TASK GOAL: Print out the data exactly, keeping every image out of it.

PROVIDED INFORMATION:

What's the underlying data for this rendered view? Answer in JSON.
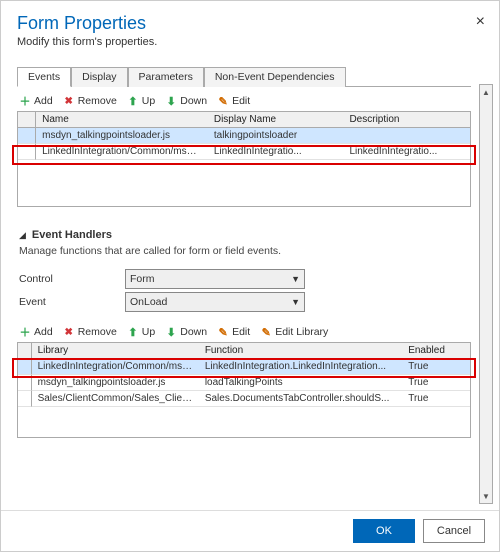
{
  "header": {
    "title": "Form Properties",
    "subtitle": "Modify this form's properties."
  },
  "tabs": [
    "Events",
    "Display",
    "Parameters",
    "Non-Event Dependencies"
  ],
  "toolbar1": {
    "add": "Add",
    "remove": "Remove",
    "up": "Up",
    "down": "Down",
    "edit": "Edit"
  },
  "libraries": {
    "columns": [
      "Name",
      "Display Name",
      "Description"
    ],
    "rows": [
      {
        "name": "msdyn_talkingpointsloader.js",
        "display": "talkingpointsloader",
        "desc": ""
      },
      {
        "name": "LinkedInIntegration/Common/msdyn_L...",
        "display": "LinkedInIntegratio...",
        "desc": "LinkedInIntegratio..."
      }
    ],
    "selected_index": 0,
    "highlight_index": 1
  },
  "event_handlers": {
    "section_title": "Event Handlers",
    "section_desc": "Manage functions that are called for form or field events.",
    "control_label": "Control",
    "event_label": "Event",
    "control_value": "Form",
    "event_value": "OnLoad"
  },
  "toolbar2": {
    "add": "Add",
    "remove": "Remove",
    "up": "Up",
    "down": "Down",
    "edit": "Edit",
    "edit_library": "Edit Library"
  },
  "handlers": {
    "columns": [
      "Library",
      "Function",
      "Enabled"
    ],
    "rows": [
      {
        "lib": "LinkedInIntegration/Common/msdyn_L...",
        "fn": "LinkedInIntegration.LinkedInIntegration...",
        "enabled": "True"
      },
      {
        "lib": "msdyn_talkingpointsloader.js",
        "fn": "loadTalkingPoints",
        "enabled": "True"
      },
      {
        "lib": "Sales/ClientCommon/Sales_ClientCom...",
        "fn": "Sales.DocumentsTabController.shouldS...",
        "enabled": "True"
      }
    ],
    "highlight_index": 0
  },
  "footer": {
    "ok": "OK",
    "cancel": "Cancel"
  }
}
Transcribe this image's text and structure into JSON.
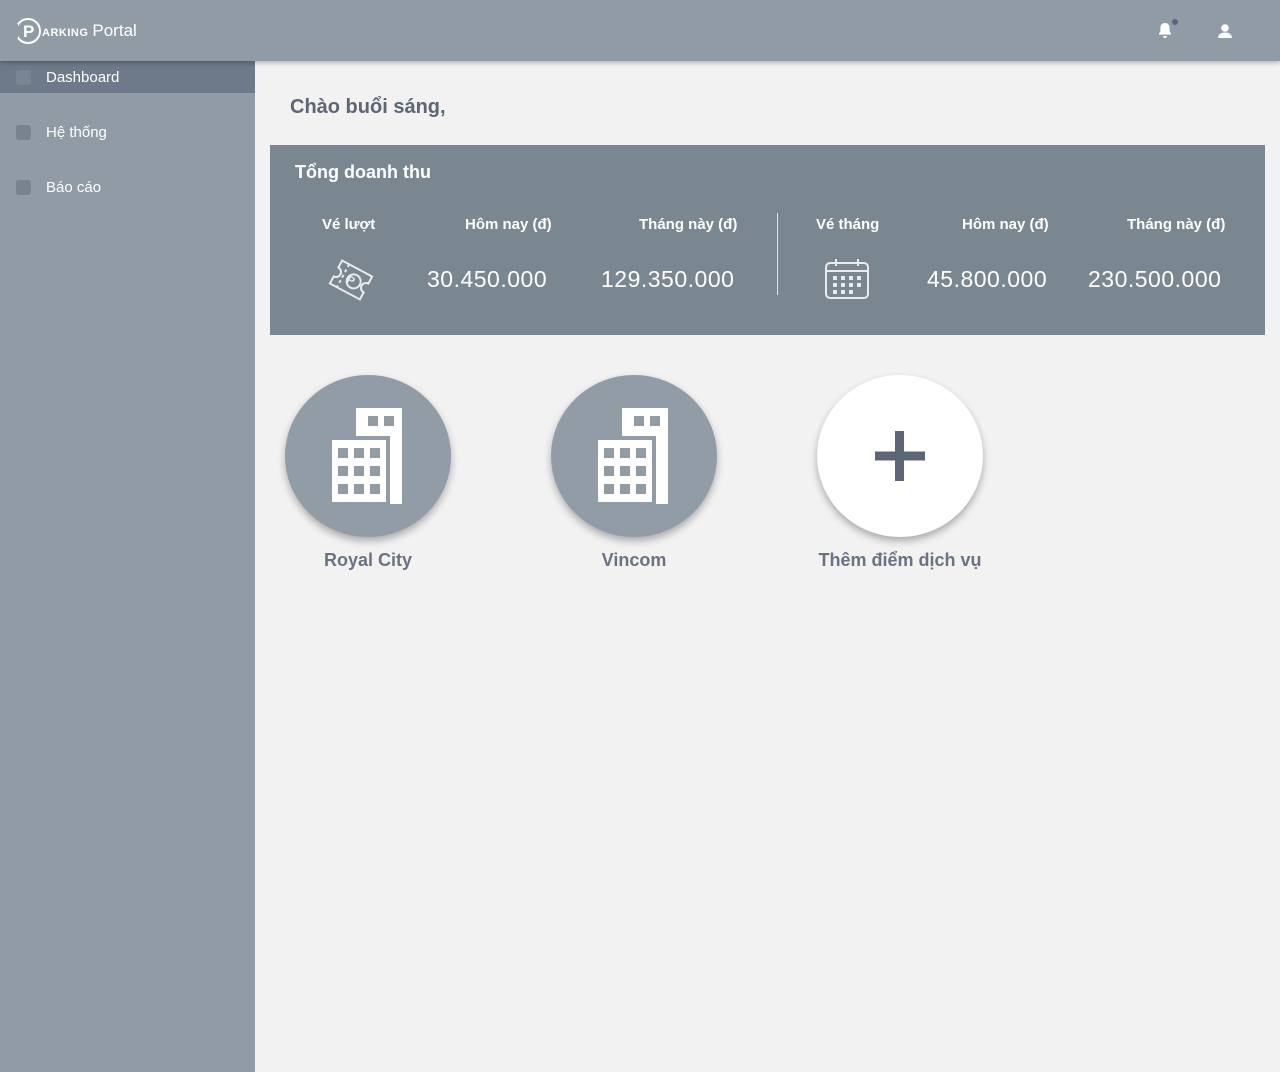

YOUR SOLUTION:
What's the underlying data for this rendered view? Answer in JSON.
{
  "header": {
    "title": "Form Properties",
    "subtitle": "Modify this form's properties."
  },
  "tabs": [
    "Events",
    "Display",
    "Parameters",
    "Non-Event Dependencies"
  ],
  "toolbar1": {
    "add": "Add",
    "remove": "Remove",
    "up": "Up",
    "down": "Down",
    "edit": "Edit"
  },
  "libraries": {
    "columns": [
      "Name",
      "Display Name",
      "Description"
    ],
    "rows": [
      {
        "name": "msdyn_talkingpointsloader.js",
        "display": "talkingpointsloader",
        "desc": ""
      },
      {
        "name": "LinkedInIntegration/Common/msdyn_L...",
        "display": "LinkedInIntegratio...",
        "desc": "LinkedInIntegratio..."
      }
    ],
    "selected_index": 0,
    "highlight_index": 1
  },
  "event_handlers": {
    "section_title": "Event Handlers",
    "section_desc": "Manage functions that are called for form or field events.",
    "control_label": "Control",
    "event_label": "Event",
    "control_value": "Form",
    "event_value": "OnLoad"
  },
  "toolbar2": {
    "add": "Add",
    "remove": "Remove",
    "up": "Up",
    "down": "Down",
    "edit": "Edit",
    "edit_library": "Edit Library"
  },
  "handlers": {
    "columns": [
      "Library",
      "Function",
      "Enabled"
    ],
    "rows": [
      {
        "lib": "LinkedInIntegration/Common/msdyn_L...",
        "fn": "LinkedInIntegration.LinkedInIntegration...",
        "enabled": "True"
      },
      {
        "lib": "msdyn_talkingpointsloader.js",
        "fn": "loadTalkingPoints",
        "enabled": "True"
      },
      {
        "lib": "Sales/ClientCommon/Sales_ClientCom...",
        "fn": "Sales.DocumentsTabController.shouldS...",
        "enabled": "True"
      }
    ],
    "highlight_index": 0
  },
  "footer": {
    "ok": "OK",
    "cancel": "Cancel"
  }
}
Transcribe this image's text and structure into JSON.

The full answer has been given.